**Required action:** Filter the records below for the word "Edit". Keep each line that has it.

═══ The records ═══

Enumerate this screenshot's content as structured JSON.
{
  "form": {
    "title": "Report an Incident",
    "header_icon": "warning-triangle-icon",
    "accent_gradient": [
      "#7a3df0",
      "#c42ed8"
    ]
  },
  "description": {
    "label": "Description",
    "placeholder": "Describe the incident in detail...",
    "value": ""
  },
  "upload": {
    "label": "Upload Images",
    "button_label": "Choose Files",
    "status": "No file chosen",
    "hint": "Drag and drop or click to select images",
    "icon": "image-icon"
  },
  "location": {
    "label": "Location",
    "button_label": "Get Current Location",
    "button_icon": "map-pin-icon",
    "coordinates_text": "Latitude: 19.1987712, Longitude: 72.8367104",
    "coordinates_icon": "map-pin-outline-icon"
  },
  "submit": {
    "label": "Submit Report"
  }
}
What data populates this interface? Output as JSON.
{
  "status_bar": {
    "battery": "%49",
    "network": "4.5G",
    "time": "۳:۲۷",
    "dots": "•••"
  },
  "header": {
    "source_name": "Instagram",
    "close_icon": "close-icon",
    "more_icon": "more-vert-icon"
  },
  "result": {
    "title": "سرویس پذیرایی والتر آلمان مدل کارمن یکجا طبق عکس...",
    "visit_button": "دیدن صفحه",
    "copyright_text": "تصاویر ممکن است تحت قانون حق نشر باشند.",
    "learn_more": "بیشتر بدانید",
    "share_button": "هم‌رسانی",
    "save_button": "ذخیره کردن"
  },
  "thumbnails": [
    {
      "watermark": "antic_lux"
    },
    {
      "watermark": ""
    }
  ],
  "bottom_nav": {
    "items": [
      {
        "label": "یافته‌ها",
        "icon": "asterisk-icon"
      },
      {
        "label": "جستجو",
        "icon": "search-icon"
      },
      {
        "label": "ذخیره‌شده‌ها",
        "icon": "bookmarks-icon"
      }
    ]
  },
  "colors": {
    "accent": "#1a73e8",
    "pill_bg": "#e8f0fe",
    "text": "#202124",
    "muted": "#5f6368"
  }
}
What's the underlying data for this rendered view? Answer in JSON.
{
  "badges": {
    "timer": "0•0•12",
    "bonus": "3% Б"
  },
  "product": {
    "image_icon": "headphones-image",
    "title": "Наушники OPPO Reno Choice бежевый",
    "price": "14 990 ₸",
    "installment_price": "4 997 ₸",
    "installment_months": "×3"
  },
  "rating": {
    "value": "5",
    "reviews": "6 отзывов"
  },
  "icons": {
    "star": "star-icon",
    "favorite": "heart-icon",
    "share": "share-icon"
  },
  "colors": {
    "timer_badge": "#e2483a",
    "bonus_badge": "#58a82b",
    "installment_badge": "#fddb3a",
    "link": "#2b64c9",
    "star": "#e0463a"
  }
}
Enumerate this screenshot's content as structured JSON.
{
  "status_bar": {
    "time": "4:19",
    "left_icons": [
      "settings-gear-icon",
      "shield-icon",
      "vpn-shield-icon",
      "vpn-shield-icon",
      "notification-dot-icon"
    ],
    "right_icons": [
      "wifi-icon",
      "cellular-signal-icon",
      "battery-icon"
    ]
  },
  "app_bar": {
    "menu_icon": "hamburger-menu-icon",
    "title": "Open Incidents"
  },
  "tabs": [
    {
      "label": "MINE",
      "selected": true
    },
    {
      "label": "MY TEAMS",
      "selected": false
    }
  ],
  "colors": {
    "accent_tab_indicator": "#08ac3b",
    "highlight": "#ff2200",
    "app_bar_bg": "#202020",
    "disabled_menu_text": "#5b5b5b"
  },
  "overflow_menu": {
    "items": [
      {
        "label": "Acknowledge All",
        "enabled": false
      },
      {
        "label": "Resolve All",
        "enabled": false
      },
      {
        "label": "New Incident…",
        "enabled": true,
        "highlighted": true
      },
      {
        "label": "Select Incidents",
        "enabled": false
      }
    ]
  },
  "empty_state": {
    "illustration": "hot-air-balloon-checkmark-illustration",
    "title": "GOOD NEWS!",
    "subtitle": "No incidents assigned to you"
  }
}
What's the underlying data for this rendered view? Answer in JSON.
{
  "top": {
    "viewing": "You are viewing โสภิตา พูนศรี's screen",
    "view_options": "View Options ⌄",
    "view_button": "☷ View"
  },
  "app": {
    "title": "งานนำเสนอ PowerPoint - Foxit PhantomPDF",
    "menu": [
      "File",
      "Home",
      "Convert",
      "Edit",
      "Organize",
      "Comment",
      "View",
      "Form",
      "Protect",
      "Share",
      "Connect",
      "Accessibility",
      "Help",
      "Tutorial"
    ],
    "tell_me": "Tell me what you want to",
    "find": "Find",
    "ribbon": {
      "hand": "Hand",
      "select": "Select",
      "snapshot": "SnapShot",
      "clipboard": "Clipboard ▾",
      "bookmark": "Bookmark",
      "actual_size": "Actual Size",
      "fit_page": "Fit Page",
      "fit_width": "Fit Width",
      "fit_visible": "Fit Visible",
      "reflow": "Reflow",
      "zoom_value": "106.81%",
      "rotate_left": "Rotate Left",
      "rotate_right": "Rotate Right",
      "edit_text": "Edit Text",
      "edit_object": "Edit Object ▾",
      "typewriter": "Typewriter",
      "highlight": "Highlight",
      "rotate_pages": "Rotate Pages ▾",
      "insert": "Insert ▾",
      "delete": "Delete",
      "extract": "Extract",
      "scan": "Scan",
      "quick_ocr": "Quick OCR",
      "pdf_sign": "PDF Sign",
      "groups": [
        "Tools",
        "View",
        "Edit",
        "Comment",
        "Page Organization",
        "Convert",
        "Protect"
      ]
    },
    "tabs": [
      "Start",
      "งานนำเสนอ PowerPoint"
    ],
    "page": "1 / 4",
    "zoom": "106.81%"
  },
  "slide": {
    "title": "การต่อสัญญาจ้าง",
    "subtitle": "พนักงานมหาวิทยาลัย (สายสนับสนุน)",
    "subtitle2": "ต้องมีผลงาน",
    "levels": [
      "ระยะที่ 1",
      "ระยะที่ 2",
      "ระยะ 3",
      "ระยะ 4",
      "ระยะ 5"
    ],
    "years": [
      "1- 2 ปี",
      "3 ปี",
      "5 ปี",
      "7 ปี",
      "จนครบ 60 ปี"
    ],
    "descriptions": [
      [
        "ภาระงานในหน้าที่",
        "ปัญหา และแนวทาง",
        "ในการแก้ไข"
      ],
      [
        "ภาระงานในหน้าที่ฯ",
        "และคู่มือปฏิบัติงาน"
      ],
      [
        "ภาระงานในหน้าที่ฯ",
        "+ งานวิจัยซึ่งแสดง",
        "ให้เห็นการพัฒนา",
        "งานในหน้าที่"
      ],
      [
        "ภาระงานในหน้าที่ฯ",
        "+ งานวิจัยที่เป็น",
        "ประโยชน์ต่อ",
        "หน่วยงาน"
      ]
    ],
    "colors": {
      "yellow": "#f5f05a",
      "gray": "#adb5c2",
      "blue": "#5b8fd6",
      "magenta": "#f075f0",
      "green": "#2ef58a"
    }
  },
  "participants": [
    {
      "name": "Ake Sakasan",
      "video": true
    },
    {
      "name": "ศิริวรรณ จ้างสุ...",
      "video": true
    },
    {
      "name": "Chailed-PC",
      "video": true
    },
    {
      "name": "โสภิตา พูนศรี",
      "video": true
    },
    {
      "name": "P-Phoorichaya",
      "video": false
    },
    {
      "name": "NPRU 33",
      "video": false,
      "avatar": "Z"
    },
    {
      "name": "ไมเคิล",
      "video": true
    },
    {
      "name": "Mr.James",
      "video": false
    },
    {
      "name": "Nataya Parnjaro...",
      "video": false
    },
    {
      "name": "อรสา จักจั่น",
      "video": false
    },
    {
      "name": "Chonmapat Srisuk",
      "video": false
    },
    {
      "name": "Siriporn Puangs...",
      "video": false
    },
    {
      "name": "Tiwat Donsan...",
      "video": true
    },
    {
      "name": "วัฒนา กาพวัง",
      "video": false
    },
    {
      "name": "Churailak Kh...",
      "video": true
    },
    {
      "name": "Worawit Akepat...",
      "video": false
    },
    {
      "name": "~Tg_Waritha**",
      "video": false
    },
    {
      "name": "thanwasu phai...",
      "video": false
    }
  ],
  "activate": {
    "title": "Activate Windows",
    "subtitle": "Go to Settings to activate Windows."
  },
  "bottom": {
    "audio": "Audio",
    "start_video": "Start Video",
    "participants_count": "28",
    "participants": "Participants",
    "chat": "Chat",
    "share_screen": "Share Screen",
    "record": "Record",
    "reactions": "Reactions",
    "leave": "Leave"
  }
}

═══

**Written response:**
      "Edit",
      "edit_text": "Edit Text",
      "edit_object": "Edit Object ▾",
        "Edit",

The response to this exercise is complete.